### Task input
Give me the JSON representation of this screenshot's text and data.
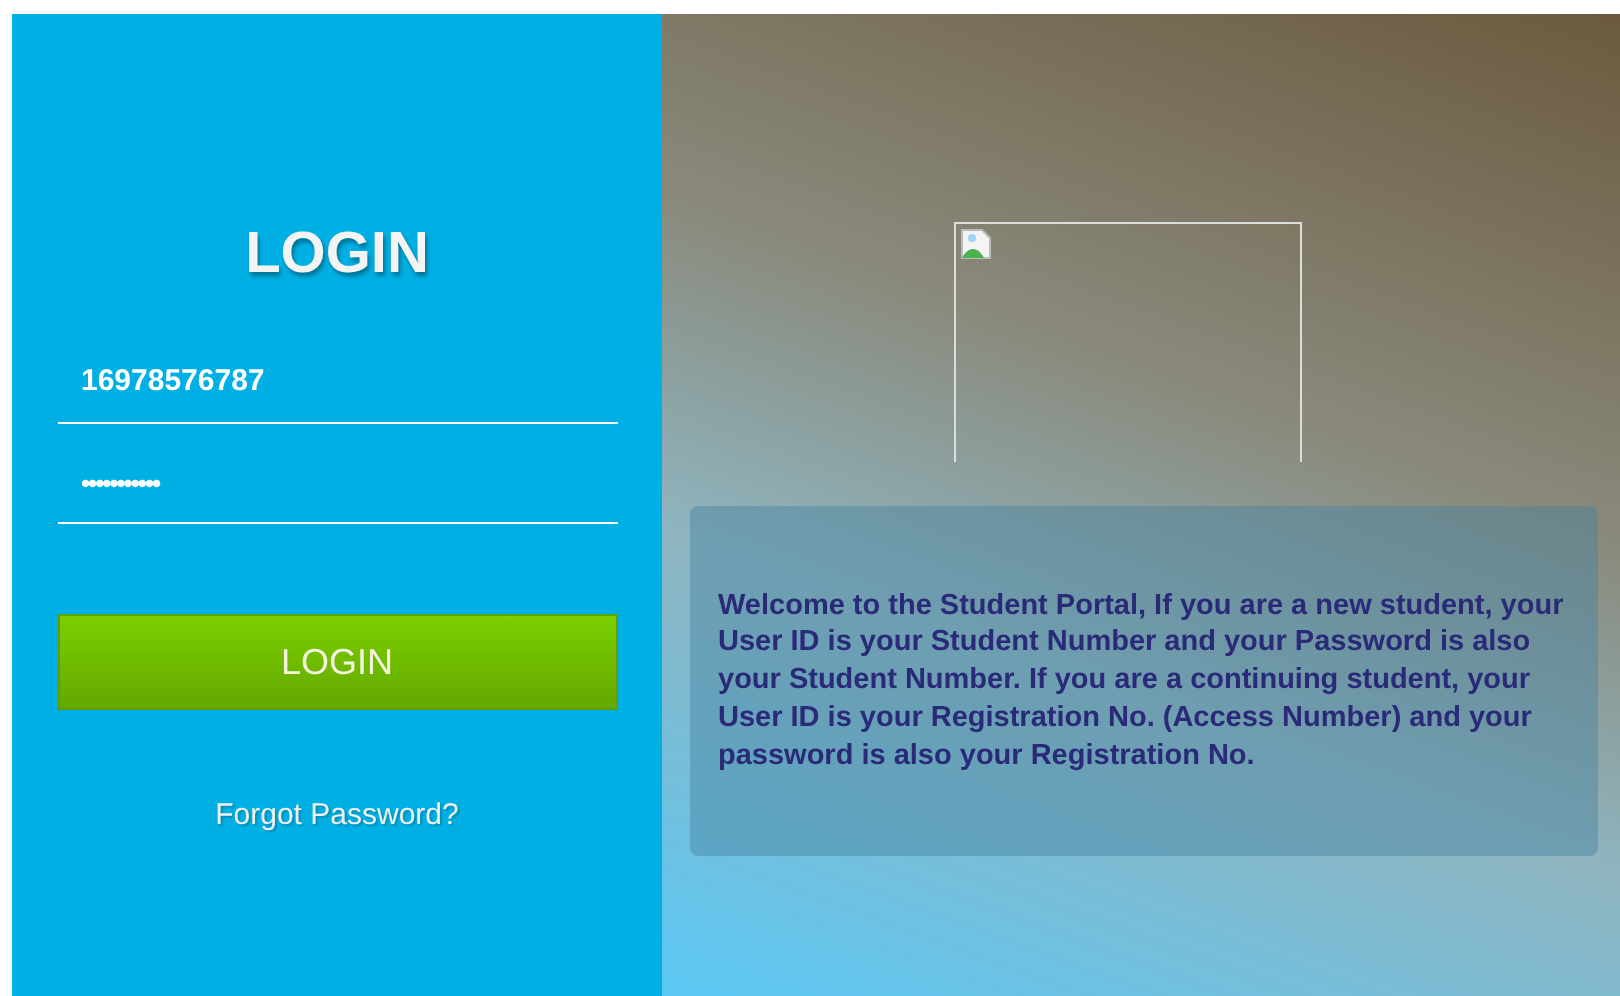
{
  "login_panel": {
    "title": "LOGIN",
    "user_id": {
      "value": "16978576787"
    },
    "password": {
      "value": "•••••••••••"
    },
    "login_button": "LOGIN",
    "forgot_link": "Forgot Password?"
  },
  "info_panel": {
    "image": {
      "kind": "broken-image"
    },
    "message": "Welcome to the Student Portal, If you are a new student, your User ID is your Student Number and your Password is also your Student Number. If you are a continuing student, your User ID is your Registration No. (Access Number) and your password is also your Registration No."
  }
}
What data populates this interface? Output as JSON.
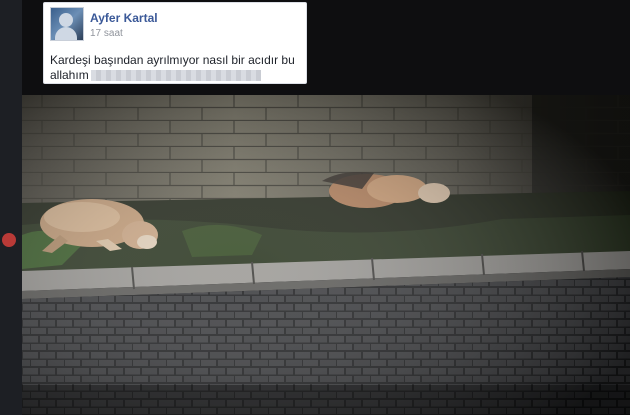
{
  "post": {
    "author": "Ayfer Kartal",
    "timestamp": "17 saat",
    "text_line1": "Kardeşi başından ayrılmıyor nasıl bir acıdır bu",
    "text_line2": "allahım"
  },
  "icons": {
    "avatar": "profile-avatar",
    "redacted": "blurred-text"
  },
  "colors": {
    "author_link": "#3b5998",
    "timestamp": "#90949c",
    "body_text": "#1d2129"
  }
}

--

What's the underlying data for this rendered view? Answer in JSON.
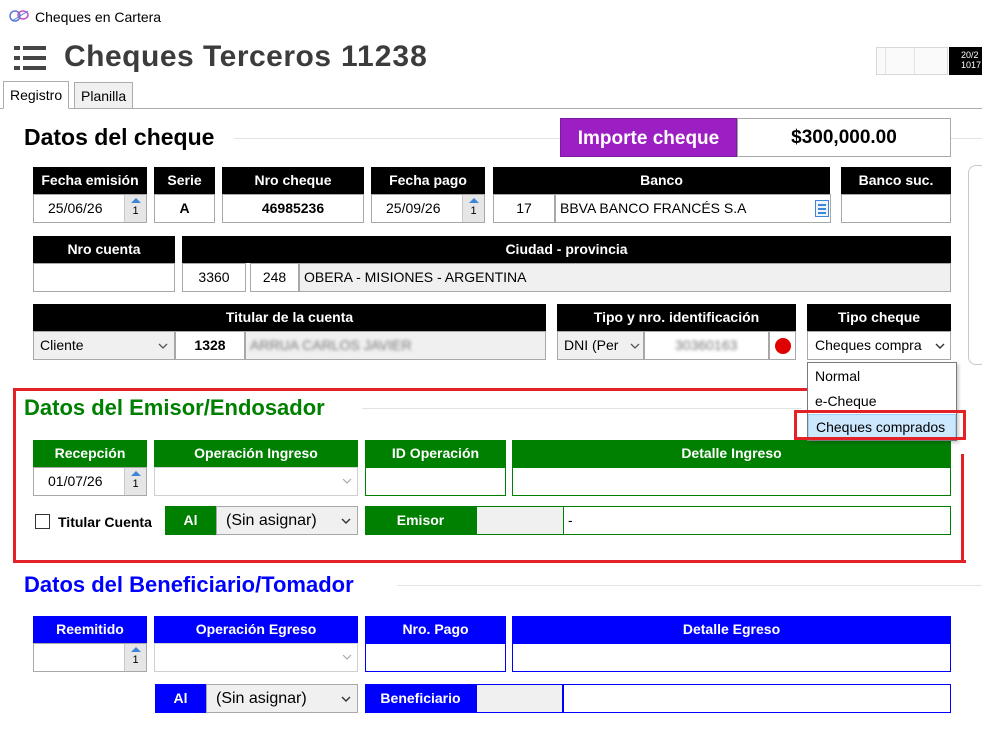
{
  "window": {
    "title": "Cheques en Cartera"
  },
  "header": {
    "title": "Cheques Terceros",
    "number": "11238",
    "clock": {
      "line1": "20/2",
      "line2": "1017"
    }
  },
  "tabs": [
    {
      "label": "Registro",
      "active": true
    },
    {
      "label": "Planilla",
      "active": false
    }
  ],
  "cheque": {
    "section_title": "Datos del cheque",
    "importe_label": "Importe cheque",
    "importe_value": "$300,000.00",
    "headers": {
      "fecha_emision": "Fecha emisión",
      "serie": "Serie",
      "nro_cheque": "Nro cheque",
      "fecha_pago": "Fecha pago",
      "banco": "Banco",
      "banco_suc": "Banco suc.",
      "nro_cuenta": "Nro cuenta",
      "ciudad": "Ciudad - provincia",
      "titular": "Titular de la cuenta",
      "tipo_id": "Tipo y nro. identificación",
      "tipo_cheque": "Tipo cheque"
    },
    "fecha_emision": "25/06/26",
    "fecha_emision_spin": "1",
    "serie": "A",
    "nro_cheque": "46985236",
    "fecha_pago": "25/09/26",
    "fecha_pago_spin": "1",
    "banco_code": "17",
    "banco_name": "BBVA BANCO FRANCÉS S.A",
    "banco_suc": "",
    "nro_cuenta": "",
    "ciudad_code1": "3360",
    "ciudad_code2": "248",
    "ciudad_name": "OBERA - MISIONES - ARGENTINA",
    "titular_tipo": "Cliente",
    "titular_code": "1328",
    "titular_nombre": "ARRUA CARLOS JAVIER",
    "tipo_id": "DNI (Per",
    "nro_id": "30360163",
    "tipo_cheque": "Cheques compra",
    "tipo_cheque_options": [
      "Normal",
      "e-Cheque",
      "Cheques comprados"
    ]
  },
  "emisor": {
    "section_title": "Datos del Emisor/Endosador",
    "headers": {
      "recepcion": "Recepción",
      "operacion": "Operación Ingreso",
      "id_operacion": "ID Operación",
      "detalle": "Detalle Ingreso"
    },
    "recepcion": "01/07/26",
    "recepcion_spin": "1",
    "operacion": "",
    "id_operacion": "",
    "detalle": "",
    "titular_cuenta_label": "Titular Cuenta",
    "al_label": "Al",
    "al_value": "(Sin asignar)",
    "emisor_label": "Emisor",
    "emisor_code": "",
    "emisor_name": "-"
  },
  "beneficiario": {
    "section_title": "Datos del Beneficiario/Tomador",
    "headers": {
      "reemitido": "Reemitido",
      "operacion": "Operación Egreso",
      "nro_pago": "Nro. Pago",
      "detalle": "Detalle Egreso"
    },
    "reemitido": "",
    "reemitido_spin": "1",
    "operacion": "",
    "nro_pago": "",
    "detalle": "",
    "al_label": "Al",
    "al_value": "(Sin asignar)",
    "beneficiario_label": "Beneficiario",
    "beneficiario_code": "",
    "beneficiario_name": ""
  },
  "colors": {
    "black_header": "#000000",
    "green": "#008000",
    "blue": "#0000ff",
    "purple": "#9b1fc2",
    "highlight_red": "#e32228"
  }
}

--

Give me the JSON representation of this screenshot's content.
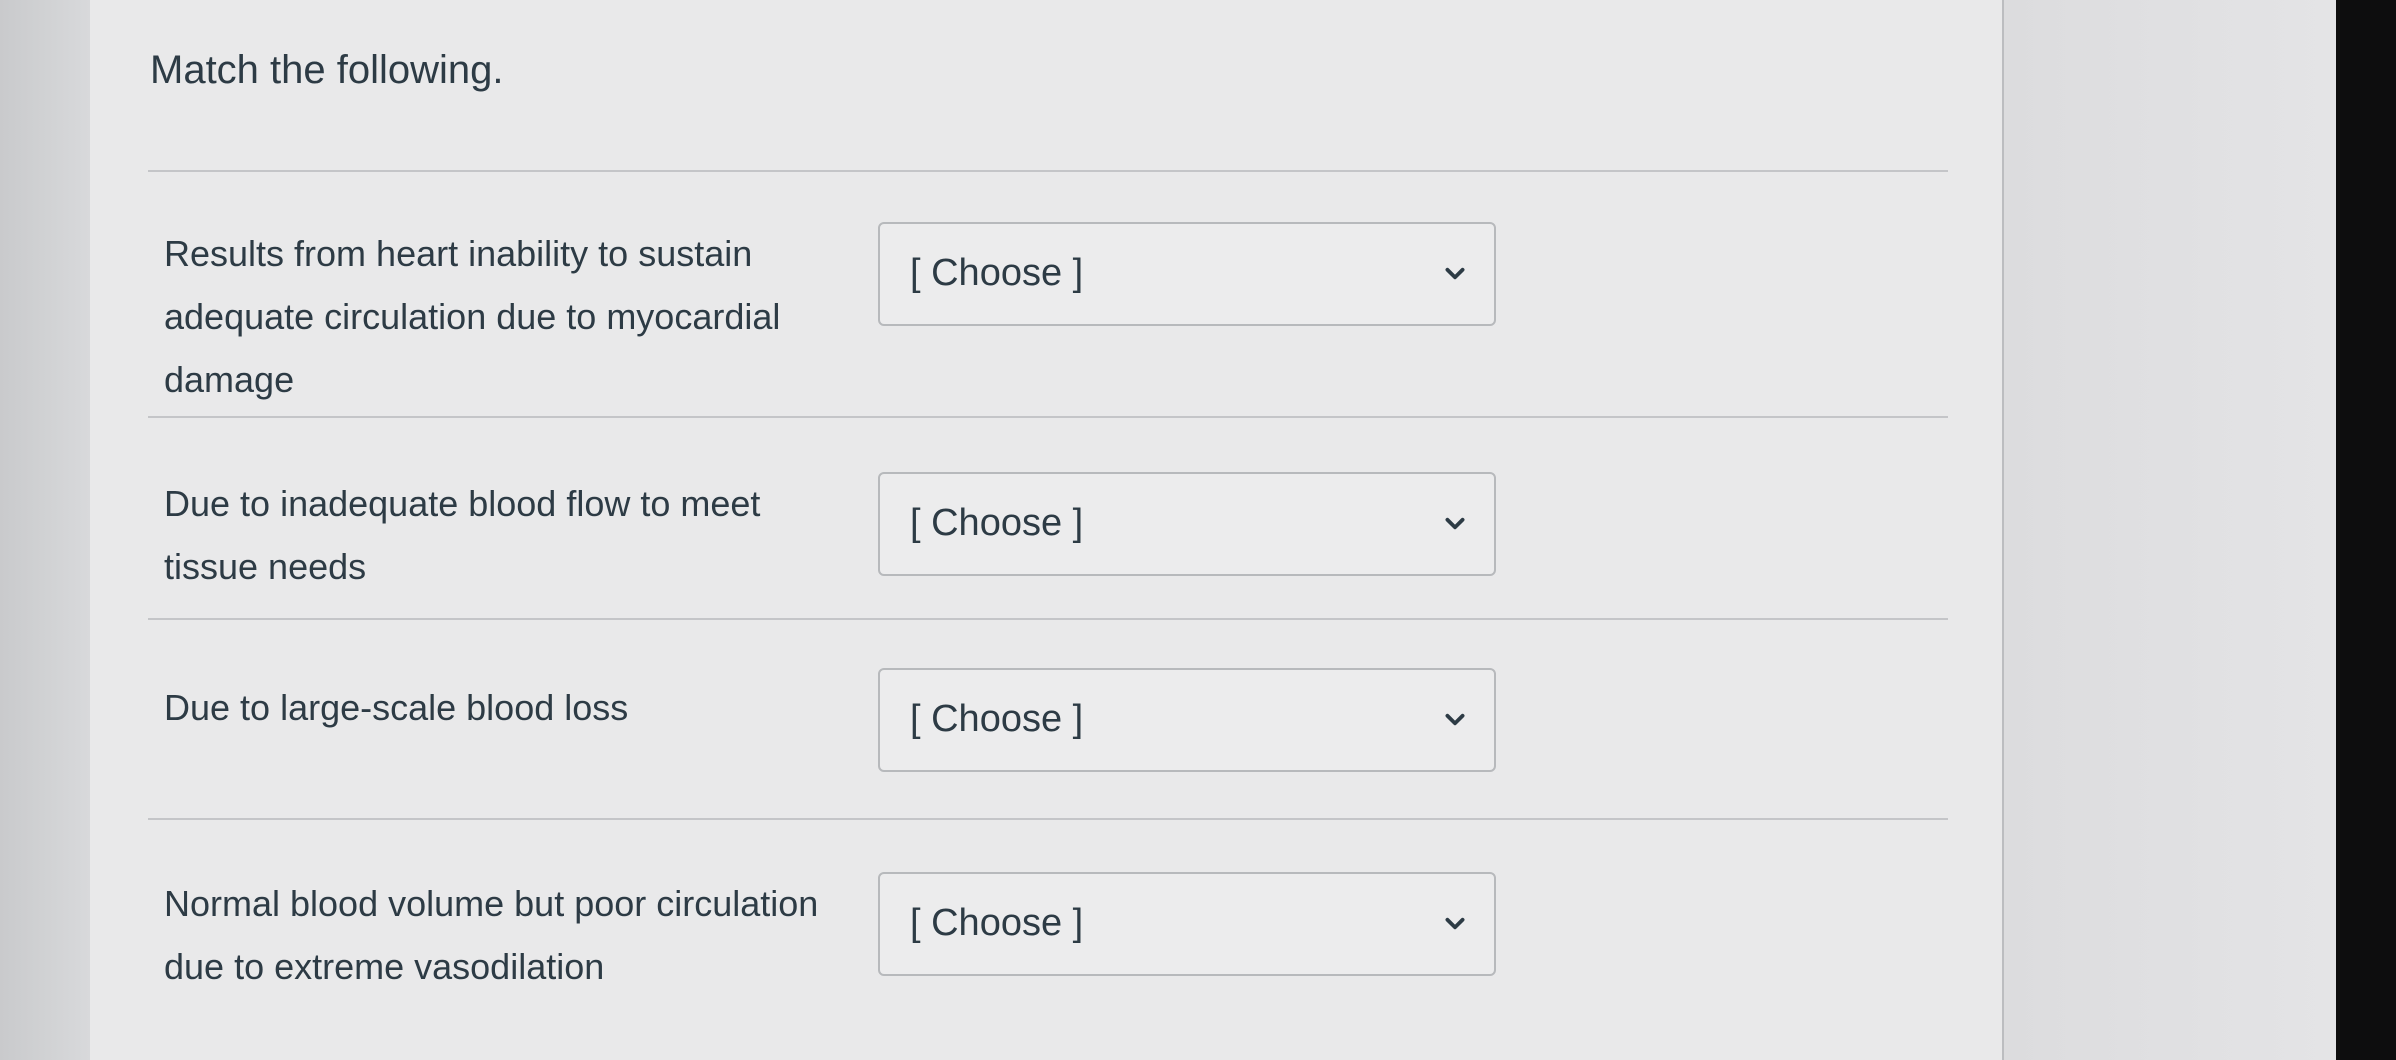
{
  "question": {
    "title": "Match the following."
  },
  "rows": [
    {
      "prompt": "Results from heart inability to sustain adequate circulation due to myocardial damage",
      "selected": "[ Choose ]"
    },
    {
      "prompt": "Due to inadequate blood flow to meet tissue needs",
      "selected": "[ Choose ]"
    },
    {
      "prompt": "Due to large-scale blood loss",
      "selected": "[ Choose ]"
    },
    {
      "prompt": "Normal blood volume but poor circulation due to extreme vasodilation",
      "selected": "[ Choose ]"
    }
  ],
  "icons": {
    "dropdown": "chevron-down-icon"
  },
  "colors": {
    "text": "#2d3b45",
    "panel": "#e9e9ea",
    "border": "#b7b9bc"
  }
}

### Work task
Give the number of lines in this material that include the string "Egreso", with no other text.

### Task solution
2